Performance Monitoring Part 6 - The Link Between Disk Activity and Swapping

While writing the previous article about monitoring the performance of the physical disk, I realized that I should also explain why memory management and disk activity are closely connected. As this section started to get rather lengthy, I decided to publish the topic in a separate article.

Performance Monitoring Part 5 - Physical Disk

In the last two articles of this series about performance monitoring, I have introduced how to monitor the characteristics of the memory subsystem and the processor subsystem. Now, I’d like to explain why the physical disk is of importance to performance monitoring and how it relates to the memory subsystem.

Creating Your Very Own Office 2007 Ribbon - No Programming Necessary!

The famous German IT magazine c’t has recently published an article about creating your own and modifying existing ribbons in Office 2007. Not again, you may be thinking. But the article shows how a simple DLL helps without any knowledge of programming.

Performance Monitoring Part 4 - Memory Management

In the last posts of this series I gave an overview why performance monitoring is important and that it is not a trivial subject, that terminal servers are an entirely different matter and they require special attention and, in the last post, how to monitor the processor and related corners of the operating system. Continuing my way through the operating system, I’d like to take an extensive look at the memory subsystem in this post.

What does WoW64 mean for Application Management?

As Windows Server 2008 R2 is now RTM and is only available as x64 edition, you need to ask yourself how Windows x64 effects application delivery because sooner or later you will succumb. Although a general adoption of x64 is still a long way gone, many companies are beginning to actively pursue evaluating Windows x64 and testing applications on it. But considering Windows Server 2008 x64 on a very high level, there are pitfalls you need to be aware of.

Performance Monitoring Part 3 - Processor

After the introductory articles about the importance of performance monitoring and the characteristics of terminal servers in that area, I finally dive into the first and most obvious subsystem of an operating system – the processor. The processor or rather the processor cores are the workhorses of the system. They are collectively responsible for executing commands for each of the active processes. But they also switch the context between running processes to reflect the priorities assigned to each process by the operating system. In this article, I will introduce the well-known as well as some rarely used metrics to monitor the load put on the processor subsystem.

Who Needs Aero Glass Remoting?
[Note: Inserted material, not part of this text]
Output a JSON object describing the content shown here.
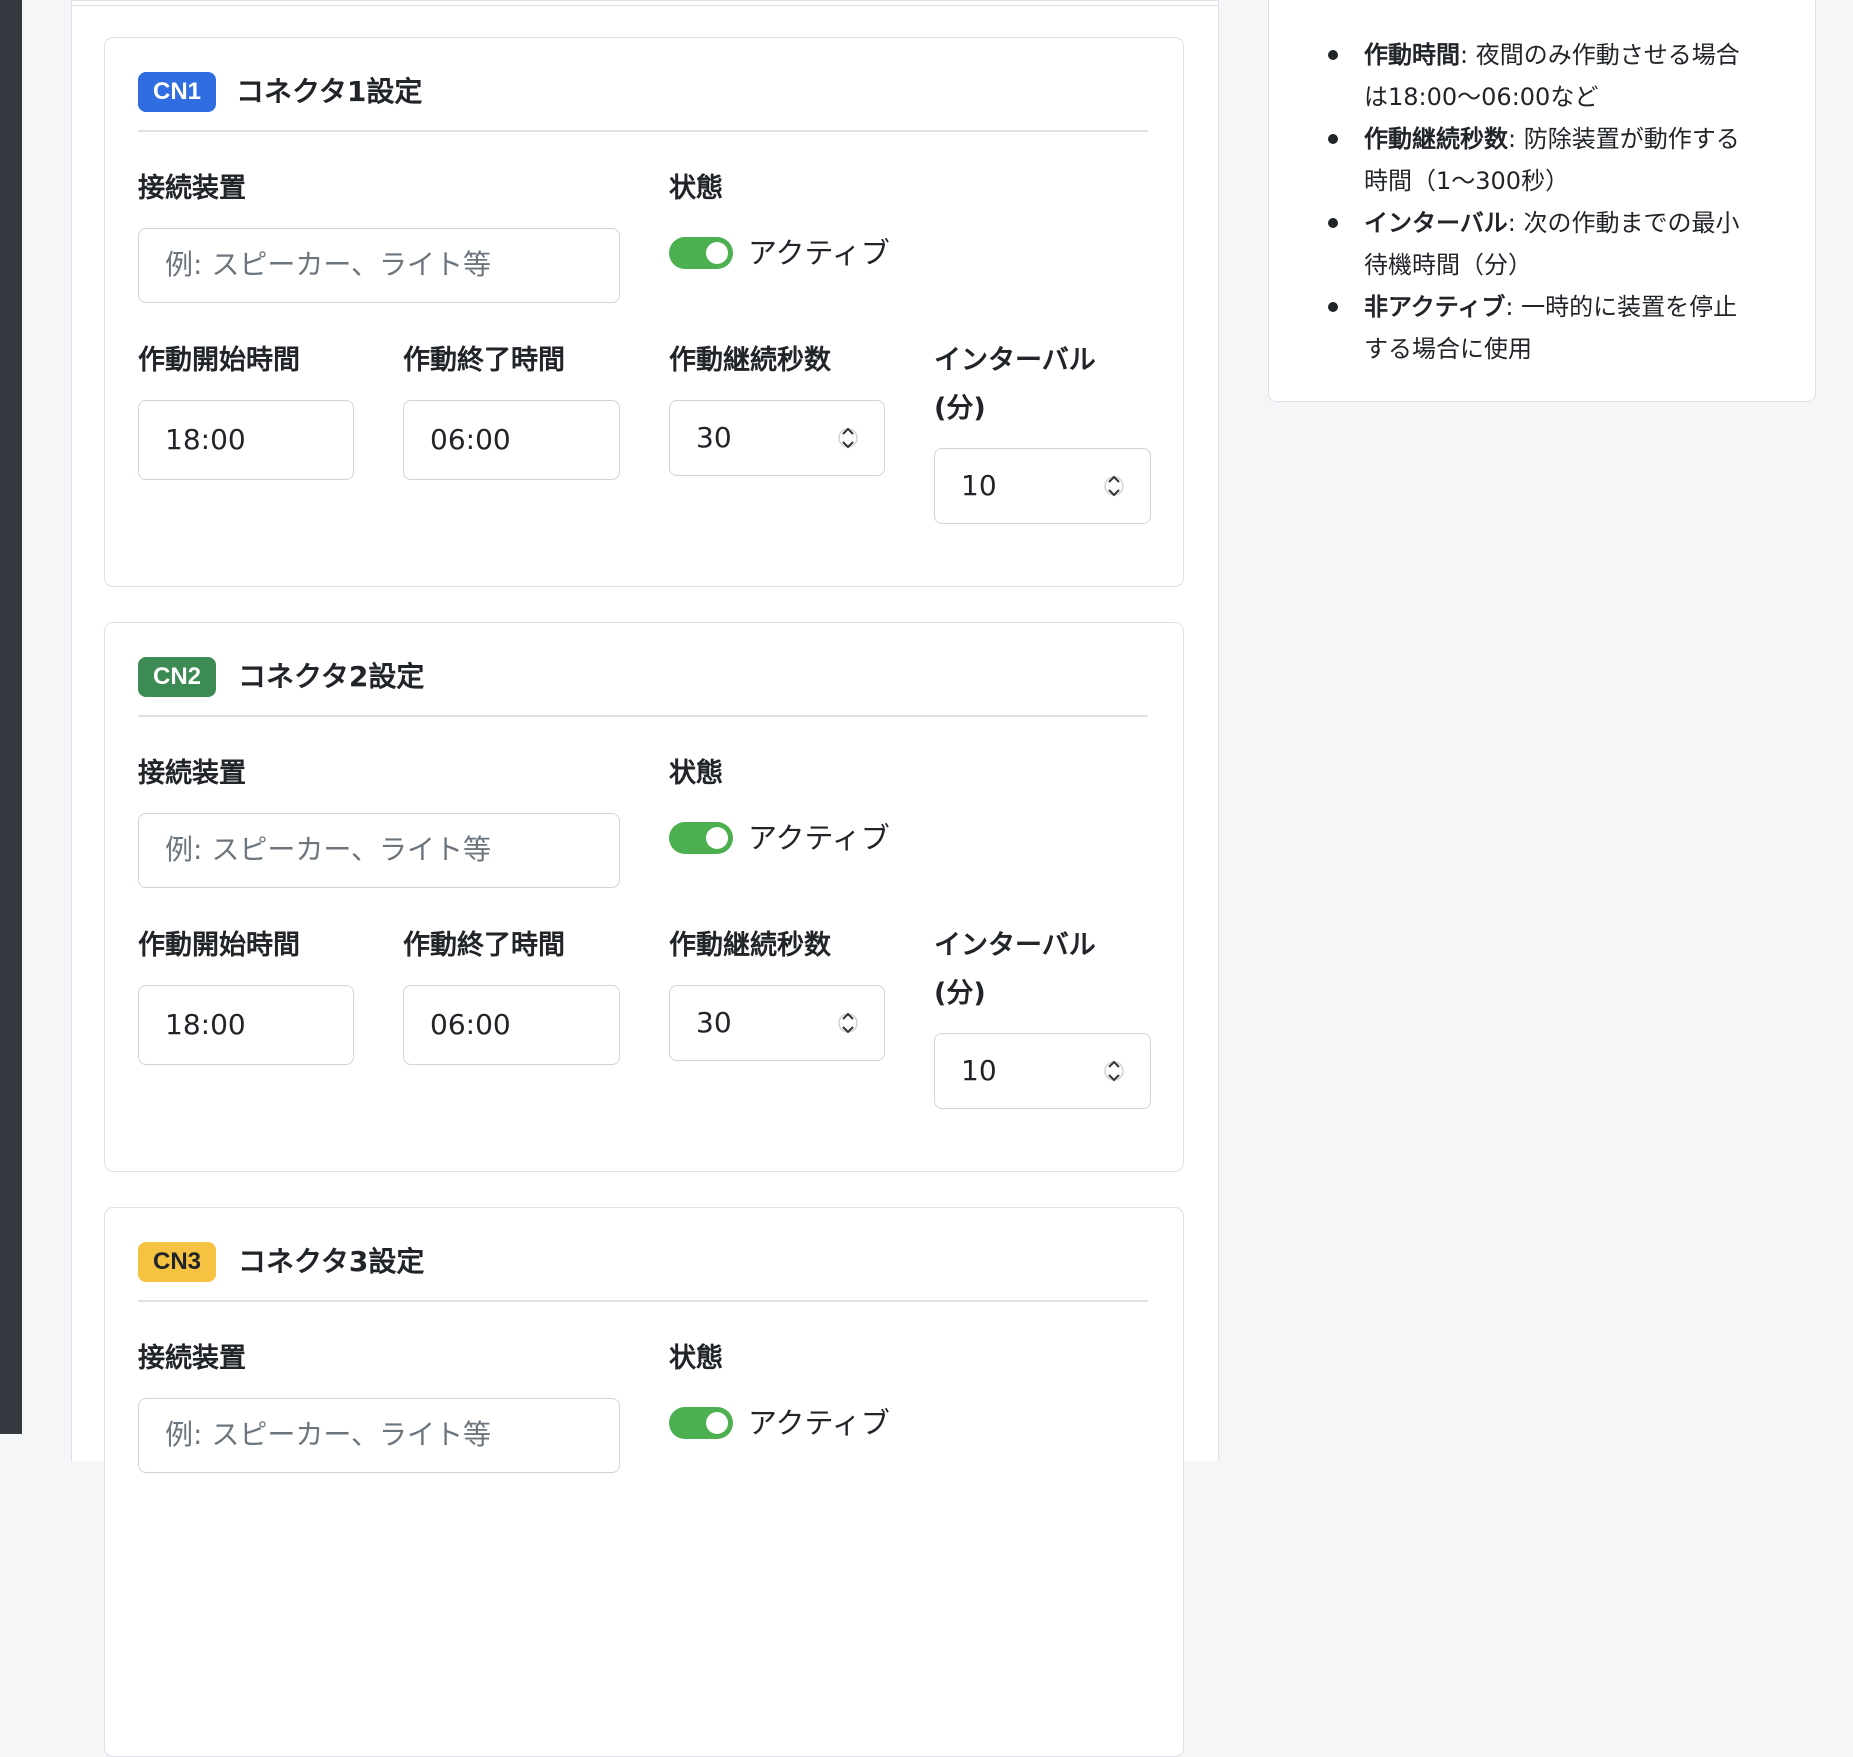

Although It's Cool!

The Microsoft Remote Desktop Services Team has release a very intriguing article about Aero Glass Remoting with Windows Server 2008 R2. Being a tech guy, I have tested this on a development system and I must say that I am officially impressed.

In the last years, I joined the ranks of those migrating to Windows Vista and, later, to Windows 7 RC not only because it was the next incarnation of the Windows operating system but due to Aero which is part of the Home Premium (or higher) editions.

But soon after the initial euphoria subsided, I asked myself who would actually profit from Aero Glass with or without remoting it? Consumers apparently are but this is not my business.

Performance Monitoring Part 2 - Terminal Servers

In the first article of this series, I provided a short overview why performance monitoring is important, what subsystems are to be monitored and named some tools focussed on monitoring terminal servers. Having been concerned with the performance analysis of terminal servers in many projects, I can draw some conclusions about terminal servers before diving deeper into the subject. I’d like to introduce two categories of terminal servers from a performance standpoint.

Leveraging the XMLServiceReader for Custom Health Checks

After having published the XmlServiceReader, I have described how to use this tool to customize health check in XenApp Health Monitoring and Recovery (HMR). In this article I will cover health checks that to not apply to a single server but assure the operation of the farm as a service independently of individual servers.

Performance Monitoring Part 1 - Why and What

In my experience, terminal servers are not properly monitored resulting in administrators not knowing how a farm performs – neither concerning the peak performance nor the trend of the handled load. This leads to an inaccurate and often inadequate sizing of the terminal server environment because only rough estimates arise from such a negligence.

In this series of articles, I’d like to expand on the topic and stressing why monitoring is important for all environment (including terminal servers), what needs to be monitored and how is can be achieved.